> [WHAT THE TASK REQUIRES]:
An exact copy of the data is required. No picture may appear in it.

> [WORKING DATA]:
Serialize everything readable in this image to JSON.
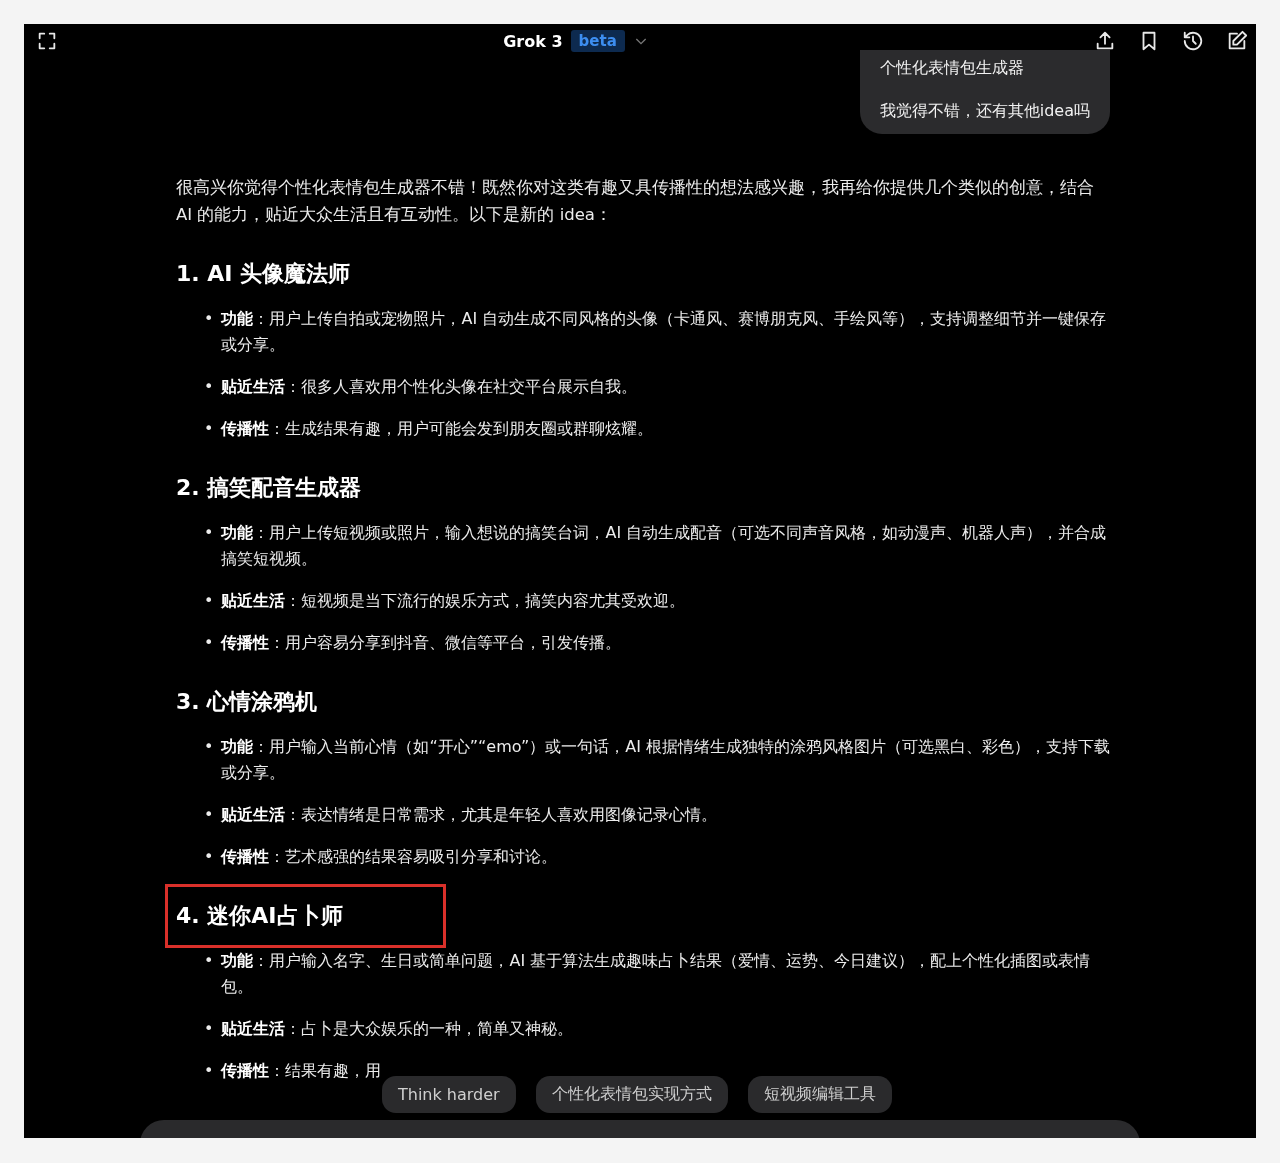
{
  "header": {
    "title": "Grok 3",
    "badge": "beta"
  },
  "user_message": [
    "个性化表情包生成器",
    "我觉得不错，还有其他idea吗"
  ],
  "reply": {
    "intro": "很高兴你觉得个性化表情包生成器不错！既然你对这类有趣又具传播性的想法感兴趣，我再给你提供几个类似的创意，结合 AI 的能力，贴近大众生活且有互动性。以下是新的 idea：",
    "sections": [
      {
        "title": "1. AI 头像魔法师",
        "highlighted": false,
        "bullets": [
          "**功能**：用户上传自拍或宠物照片，AI 自动生成不同风格的头像（卡通风、赛博朋克风、手绘风等），支持调整细节并一键保存或分享。",
          "**贴近生活**：很多人喜欢用个性化头像在社交平台展示自我。",
          "**传播性**：生成结果有趣，用户可能会发到朋友圈或群聊炫耀。"
        ]
      },
      {
        "title": "2. 搞笑配音生成器",
        "highlighted": false,
        "bullets": [
          "**功能**：用户上传短视频或照片，输入想说的搞笑台词，AI 自动生成配音（可选不同声音风格，如动漫声、机器人声），并合成搞笑短视频。",
          "**贴近生活**：短视频是当下流行的娱乐方式，搞笑内容尤其受欢迎。",
          "**传播性**：用户容易分享到抖音、微信等平台，引发传播。"
        ]
      },
      {
        "title": "3. 心情涂鸦机",
        "highlighted": false,
        "bullets": [
          "**功能**：用户输入当前心情（如“开心”“emo”）或一句话，AI 根据情绪生成独特的涂鸦风格图片（可选黑白、彩色），支持下载或分享。",
          "**贴近生活**：表达情绪是日常需求，尤其是年轻人喜欢用图像记录心情。",
          "**传播性**：艺术感强的结果容易吸引分享和讨论。"
        ]
      },
      {
        "title": "4. 迷你AI占卜师",
        "highlighted": true,
        "bullets": [
          "**功能**：用户输入名字、生日或简单问题，AI 基于算法生成趣味占卜结果（爱情、运势、今日建议），配上个性化插图或表情包。",
          "**贴近生活**：占卜是大众娱乐的一种，简单又神秘。",
          "**传播性**：结果有趣，用"
        ]
      }
    ]
  },
  "bullet_marker": "•",
  "suggestions": [
    "Think harder",
    "个性化表情包实现方式",
    "短视频编辑工具"
  ]
}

> [EXERCISE SOLUTION]:
Serialize everything readable in this image to JSON.
{
  "header": {
    "title": "Grok 3",
    "badge": "beta"
  },
  "user_message": [
    "个性化表情包生成器",
    "我觉得不错，还有其他idea吗"
  ],
  "reply": {
    "intro": "很高兴你觉得个性化表情包生成器不错！既然你对这类有趣又具传播性的想法感兴趣，我再给你提供几个类似的创意，结合 AI 的能力，贴近大众生活且有互动性。以下是新的 idea：",
    "sections": [
      {
        "title": "1. AI 头像魔法师",
        "highlighted": false,
        "bullets": [
          "**功能**：用户上传自拍或宠物照片，AI 自动生成不同风格的头像（卡通风、赛博朋克风、手绘风等），支持调整细节并一键保存或分享。",
          "**贴近生活**：很多人喜欢用个性化头像在社交平台展示自我。",
          "**传播性**：生成结果有趣，用户可能会发到朋友圈或群聊炫耀。"
        ]
      },
      {
        "title": "2. 搞笑配音生成器",
        "highlighted": false,
        "bullets": [
          "**功能**：用户上传短视频或照片，输入想说的搞笑台词，AI 自动生成配音（可选不同声音风格，如动漫声、机器人声），并合成搞笑短视频。",
          "**贴近生活**：短视频是当下流行的娱乐方式，搞笑内容尤其受欢迎。",
          "**传播性**：用户容易分享到抖音、微信等平台，引发传播。"
        ]
      },
      {
        "title": "3. 心情涂鸦机",
        "highlighted": false,
        "bullets": [
          "**功能**：用户输入当前心情（如“开心”“emo”）或一句话，AI 根据情绪生成独特的涂鸦风格图片（可选黑白、彩色），支持下载或分享。",
          "**贴近生活**：表达情绪是日常需求，尤其是年轻人喜欢用图像记录心情。",
          "**传播性**：艺术感强的结果容易吸引分享和讨论。"
        ]
      },
      {
        "title": "4. 迷你AI占卜师",
        "highlighted": true,
        "bullets": [
          "**功能**：用户输入名字、生日或简单问题，AI 基于算法生成趣味占卜结果（爱情、运势、今日建议），配上个性化插图或表情包。",
          "**贴近生活**：占卜是大众娱乐的一种，简单又神秘。",
          "**传播性**：结果有趣，用"
        ]
      }
    ]
  },
  "bullet_marker": "•",
  "suggestions": [
    "Think harder",
    "个性化表情包实现方式",
    "短视频编辑工具"
  ]
}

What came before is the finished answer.